This is a Bowser Red Sentry Long Distance Pump, and the patent dates cast into the base are from the years 1911 and 1914.

A quick search of the company’s namesake, S. F. Bowser, revealed that he was the inventor of the automobile gas pump, that the “S. F.” stands for “Sylvanus Freelove,” and that this is an actual picture of the man:

At this point, I am seriously intrigued.

Bowser was born in 1854 and started his kerosene oil tank company in 1885. He had many years’ experience as a traveling salesman and was heavily involved in the management of the business. The company was successful, and Bowser became a prominent citizen in Fort Wayne, Indiana.

1905 was the year he first developed an outdoor, self-measuring pump for dispensing gasoline conveniently and, more importantly, safely.

These pumps, aptly called “filling stations,” were located at the curb in front of garages and general stores.

You may be wondering about the Footloose reference in the title. Apparently, S. F. Bowser was the John Lithgow of the Industrial Age in that he severely disapproved of dancing. A condition of employment with S. F. Bowser & Company was compliance with the posted “Rules That Govern This Office,” and one of those rules forbade this activity. In 1907, newspapers reported that five employees of the firm had been terminated for “tripping the light fantastic” and being “addicted to the dancing habit.” I have no idea what Bowser was doing in the above photo, but I guess we can safely rule out the rhumba.

The Bowser Red Sentry operated with a hand crank and was not a visible pump. One that has been restored was auctioned off by Bonham’s a few years ago:

Photo credit: Bonham’s

Mine is missing many of the parts seen on the one pictured above, but it does still have a number of the original brass plates:

Sylvanus Freelove Bowser died in 1938 at the age of 83. Interestingly, gas pumps are STILL referred to as Bowsers in some parts of the world like Australia and New Zealand.

1953 International Travelall, Ancestor to Your SUV

This incredible 1953 International Travelall made an appearance at Kearney Cruise Nite ’22. 

For 1953, International introduced an entirely new line of trucks, the R-line, with 168 basic chassis models in 296 wheelbases.  It was a complete line of light, medium and heavy-duty trucks providing what International described as truck-to- job specialization to a degree never before achieved. The line was powered by seven different valve-in-head engines with horsepower ranging from 100 to 162.

This first generation Travelall had two passenger doors with additional rows of seating that could comfortably seat eight.  Those center and rear seats could be removed for quick conversion to an all-purpose carrier with a payload approximately seven feet long by five feet wide.

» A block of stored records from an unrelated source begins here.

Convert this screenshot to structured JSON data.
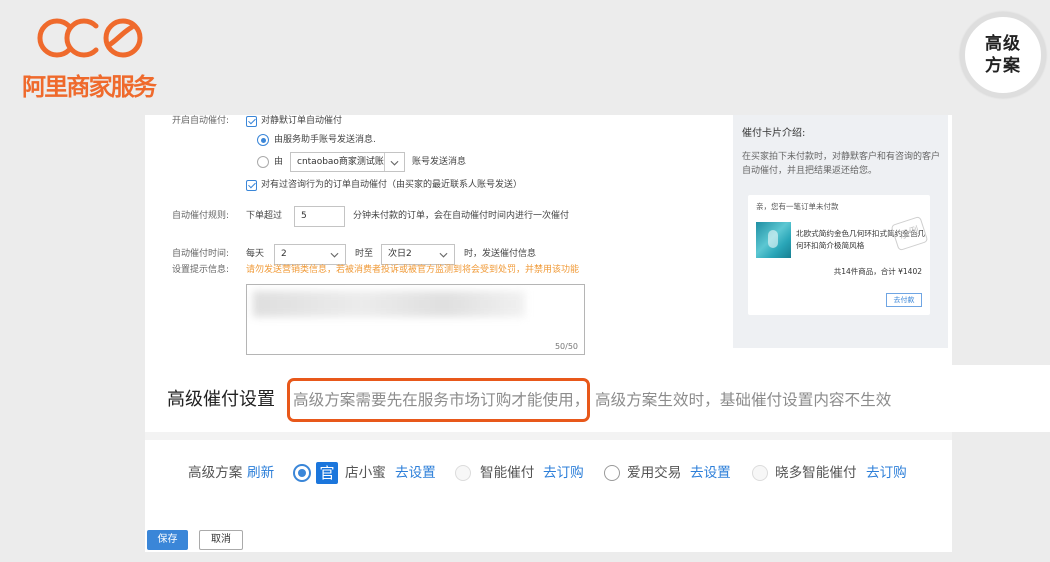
{
  "brand": {
    "logo_text": "阿里商家服务"
  },
  "badge": {
    "line1": "高级",
    "line2": "方案"
  },
  "form": {
    "auto_urge": {
      "label": "开启自动催付:",
      "silent_orders": {
        "label": "对静默订单自动催付",
        "checked": true
      },
      "sender_service": {
        "label": "由服务助手账号发送消息.",
        "selected": true
      },
      "sender_account": {
        "prefix": "由",
        "account": "cntaobao商家测试账号",
        "suffix": "账号发送消息",
        "selected": false
      },
      "consult_orders": {
        "label": "对有过咨询行为的订单自动催付（由买家的最近联系人账号发送）",
        "checked": true
      }
    },
    "rule": {
      "label": "自动催付规则:",
      "prefix": "下单超过",
      "minutes": "5",
      "suffix": "分钟未付款的订单，会在自动催付时间内进行一次催付"
    },
    "time": {
      "label": "自动催付时间:",
      "prefix": "每天",
      "start": "2",
      "middle": "时至",
      "end": "次日2",
      "suffix": "时，发送催付信息"
    },
    "message": {
      "label": "设置提示信息:",
      "warning": "请勿发送营销类信息，若被消费者投诉或被官方监测到将会受到处罚，并禁用该功能",
      "counter": "50/50"
    }
  },
  "card_intro": {
    "title": "催付卡片介绍:",
    "description": "在买家拍下未付款时，对静默客户和有咨询的客户自动催付，并且把结果返还给您。",
    "preview": {
      "greeting": "亲，您有一笔订单未付款",
      "product_title": "北欧式简约金色几何环扣式简约金色几何环扣简介极简风格",
      "stamp": "示例",
      "summary": "共14件商品，合计 ¥1402",
      "pay_button": "去付款"
    }
  },
  "advanced": {
    "heading": "高级催付设置",
    "notice_highlighted": "高级方案需要先在服务市场订购才能使用，",
    "notice_rest": "高级方案生效时，基础催付设置内容不生效",
    "plans_label": "高级方案",
    "refresh_link": "刷新",
    "plans": [
      {
        "official_badge": "官",
        "name": "店小蜜",
        "action": "去设置",
        "selected": true,
        "disabled": false
      },
      {
        "name": "智能催付",
        "action": "去订购",
        "selected": false,
        "disabled": true
      },
      {
        "name": "爱用交易",
        "action": "去设置",
        "selected": false,
        "disabled": false
      },
      {
        "name": "晓多智能催付",
        "action": "去订购",
        "selected": false,
        "disabled": true
      }
    ]
  },
  "actions": {
    "save": "保存",
    "cancel": "取消"
  },
  "colors": {
    "primary": "#3a86d8",
    "link": "#2d7fd9",
    "warning": "#f09a37",
    "highlight": "#e8581a",
    "brand": "#ef6a2c"
  }
}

The original power plant would have been a 100-hp Silver Diamond 220 engine, but the one pictured above has gone an entirely new direction with a 6.0L/6L90E, and that would make this ancestor to the modern SUV an absolute blast to own and drive.